• [Exercise materials]

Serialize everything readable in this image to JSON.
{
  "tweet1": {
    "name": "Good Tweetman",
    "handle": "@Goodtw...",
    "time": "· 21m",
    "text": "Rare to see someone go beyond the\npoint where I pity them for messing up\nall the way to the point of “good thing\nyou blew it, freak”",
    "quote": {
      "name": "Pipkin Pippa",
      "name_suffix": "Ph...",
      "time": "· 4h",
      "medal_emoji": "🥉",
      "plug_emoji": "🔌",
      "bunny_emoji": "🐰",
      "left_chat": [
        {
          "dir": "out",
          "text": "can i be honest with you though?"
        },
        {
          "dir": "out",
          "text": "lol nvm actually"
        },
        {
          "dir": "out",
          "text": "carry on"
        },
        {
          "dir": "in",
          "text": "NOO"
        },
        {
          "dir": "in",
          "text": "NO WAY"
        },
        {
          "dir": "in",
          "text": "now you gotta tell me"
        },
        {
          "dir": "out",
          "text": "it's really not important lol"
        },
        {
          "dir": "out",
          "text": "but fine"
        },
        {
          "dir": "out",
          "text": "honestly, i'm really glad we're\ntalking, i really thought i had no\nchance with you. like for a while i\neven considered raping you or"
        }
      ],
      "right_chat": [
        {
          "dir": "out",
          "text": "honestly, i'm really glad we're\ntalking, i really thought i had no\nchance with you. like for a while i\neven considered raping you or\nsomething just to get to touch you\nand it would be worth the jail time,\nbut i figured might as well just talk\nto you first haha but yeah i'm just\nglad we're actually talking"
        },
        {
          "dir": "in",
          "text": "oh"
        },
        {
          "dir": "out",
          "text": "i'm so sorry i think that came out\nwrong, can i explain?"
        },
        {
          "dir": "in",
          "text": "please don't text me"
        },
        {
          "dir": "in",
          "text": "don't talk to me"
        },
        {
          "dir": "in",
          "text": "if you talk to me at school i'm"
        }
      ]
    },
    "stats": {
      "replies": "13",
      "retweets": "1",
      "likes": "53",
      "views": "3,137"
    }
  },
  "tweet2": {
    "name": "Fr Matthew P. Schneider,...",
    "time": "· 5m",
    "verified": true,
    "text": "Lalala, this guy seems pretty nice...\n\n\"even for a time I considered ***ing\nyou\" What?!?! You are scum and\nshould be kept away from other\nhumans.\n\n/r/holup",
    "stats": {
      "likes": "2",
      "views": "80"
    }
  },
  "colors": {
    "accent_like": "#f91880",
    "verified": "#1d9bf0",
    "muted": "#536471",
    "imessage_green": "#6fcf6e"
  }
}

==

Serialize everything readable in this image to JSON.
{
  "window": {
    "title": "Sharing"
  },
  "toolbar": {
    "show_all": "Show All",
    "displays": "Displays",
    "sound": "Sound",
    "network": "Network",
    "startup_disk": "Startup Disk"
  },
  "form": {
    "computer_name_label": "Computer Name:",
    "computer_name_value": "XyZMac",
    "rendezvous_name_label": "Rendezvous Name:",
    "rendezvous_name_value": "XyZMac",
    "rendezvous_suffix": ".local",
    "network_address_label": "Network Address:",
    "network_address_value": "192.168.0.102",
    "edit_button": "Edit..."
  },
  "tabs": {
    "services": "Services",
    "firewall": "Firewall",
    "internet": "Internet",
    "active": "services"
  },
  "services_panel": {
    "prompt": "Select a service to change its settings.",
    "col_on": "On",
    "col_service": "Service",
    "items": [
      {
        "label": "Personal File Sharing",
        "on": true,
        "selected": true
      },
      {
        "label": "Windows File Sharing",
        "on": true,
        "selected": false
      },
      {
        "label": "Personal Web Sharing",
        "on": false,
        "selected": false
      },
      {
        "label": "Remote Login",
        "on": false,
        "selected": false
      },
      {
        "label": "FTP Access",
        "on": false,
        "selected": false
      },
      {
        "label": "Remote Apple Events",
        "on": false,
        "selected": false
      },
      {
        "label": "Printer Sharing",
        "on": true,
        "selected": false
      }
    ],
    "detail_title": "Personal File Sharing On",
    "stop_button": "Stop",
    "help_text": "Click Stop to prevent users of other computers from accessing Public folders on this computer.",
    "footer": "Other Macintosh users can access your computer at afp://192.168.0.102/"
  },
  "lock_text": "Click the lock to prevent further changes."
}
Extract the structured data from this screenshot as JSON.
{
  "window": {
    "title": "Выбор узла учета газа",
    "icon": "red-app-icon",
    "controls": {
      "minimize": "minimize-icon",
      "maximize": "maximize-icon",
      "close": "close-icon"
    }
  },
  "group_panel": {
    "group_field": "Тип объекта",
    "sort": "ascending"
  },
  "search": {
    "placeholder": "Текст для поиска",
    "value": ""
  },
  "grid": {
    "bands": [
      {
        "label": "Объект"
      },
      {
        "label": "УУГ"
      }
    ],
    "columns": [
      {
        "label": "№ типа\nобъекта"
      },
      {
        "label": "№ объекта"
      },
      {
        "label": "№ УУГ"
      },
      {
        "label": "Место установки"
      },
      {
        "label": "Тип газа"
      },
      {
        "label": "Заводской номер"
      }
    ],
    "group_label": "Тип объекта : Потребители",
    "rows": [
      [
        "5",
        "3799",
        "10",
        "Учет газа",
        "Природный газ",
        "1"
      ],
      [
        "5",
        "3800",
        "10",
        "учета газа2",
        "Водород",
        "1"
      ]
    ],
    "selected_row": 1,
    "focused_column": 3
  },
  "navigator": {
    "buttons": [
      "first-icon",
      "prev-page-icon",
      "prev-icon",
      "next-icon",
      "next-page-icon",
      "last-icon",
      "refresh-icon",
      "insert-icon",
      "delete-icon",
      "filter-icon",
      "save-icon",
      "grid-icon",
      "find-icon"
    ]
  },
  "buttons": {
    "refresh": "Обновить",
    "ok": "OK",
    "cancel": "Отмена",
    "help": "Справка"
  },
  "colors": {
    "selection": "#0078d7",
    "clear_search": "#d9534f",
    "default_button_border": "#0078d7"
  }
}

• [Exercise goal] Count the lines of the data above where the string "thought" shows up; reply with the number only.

• [Solution to the problem] 2